6.2.2 Maintaining Asset Data


Maintaining Asset Data

This section describes several approaches to keeping asset inventory and condition information current, so it can be used reliably to track accomplishments and evaluate current and future needs. The methodologies used to collect the asset information is discussed in Chapter 7.

Maintaining Inventory Information

One of the challenges transportation agencies face is keeping their asset inventory current, because it can require business processes dependent on individuals or agency work areas that differ from the primary asset owners. For example, construction may be responsible for installing new guardrails as part of a pavement-resurfacing project, but the information is not always made available to the maintenance division responsible for budgeting and scheduling guardrail repairs.

Establishing Processes to Update Inventory Information

Some types of inventory information change regularly while other information changes infrequently. As a result, it is important to classify each type of data and establish procedures in order to ensure the inventory is updated as information changes. An agency should establish business processes to ensure any changes to the inventory are reflected in relevant databases. For example, each time a pavement improvement project is completed, the database should be updated with information about the new surface type, the project completion data and the other assets replaced as part of the project. Establishing these processes and holding individuals responsible for updating this information are important for the ongoing success of a performance-based management approach.

Maintaining Condition Information

Asset condition and performance information must also be updated on a regular cycle. In some cases, data collection cycles are mandated by regulations, such as federal requirements for reporting pavement and bridge condition information on the National Highway System. Where there are no requirements in place for condition reporting, the update frequency should be determined based on the resources available, how the asset is managed and the data analysis cycle. Different update frequencies may be established for different types of assets.

Asset condition information may be collected based on a regular interval schedule or an inspection may be triggered based on the asset’s condition. For example, an asset in poor condition may require inspection more frequently than an asset in good condition. In general, asset information is updated on a 2- to 4-year cycle, but in some cases asset data is collected more frequently. For instance, some agencies collect performance data on maintenance assets several times a year to ensure they are in good working order and performing as expected. The condition of other assets with a slower rate of deterioration may be conducted less frequently.

Virginia DOT
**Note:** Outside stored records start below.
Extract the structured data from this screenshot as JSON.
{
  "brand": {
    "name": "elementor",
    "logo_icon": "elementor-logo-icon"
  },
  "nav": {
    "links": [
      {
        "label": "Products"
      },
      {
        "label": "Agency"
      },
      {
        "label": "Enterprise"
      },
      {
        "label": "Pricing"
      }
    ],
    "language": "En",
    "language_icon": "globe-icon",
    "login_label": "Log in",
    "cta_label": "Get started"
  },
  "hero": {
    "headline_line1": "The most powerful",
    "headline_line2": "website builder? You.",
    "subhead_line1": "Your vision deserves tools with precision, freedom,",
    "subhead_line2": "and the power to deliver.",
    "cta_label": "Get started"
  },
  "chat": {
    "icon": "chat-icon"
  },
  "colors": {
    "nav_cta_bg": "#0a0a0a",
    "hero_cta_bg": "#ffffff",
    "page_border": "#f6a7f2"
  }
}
The Virginia DOT maintains most of the assets on state roads and regularly assesses the condition of those assets for determining investment needs. For pavements and bridges, there are asset leads at both the central office and in the districts to monitor conditions and update the database based on work completed. Asset leads at the central office manage statewide data monitoring and analysis and provide guidance on the work that is needed. The asset leads in the districts are responsible for implementing the work and recording completed work in the bridge and pavement management systems so the information is always current.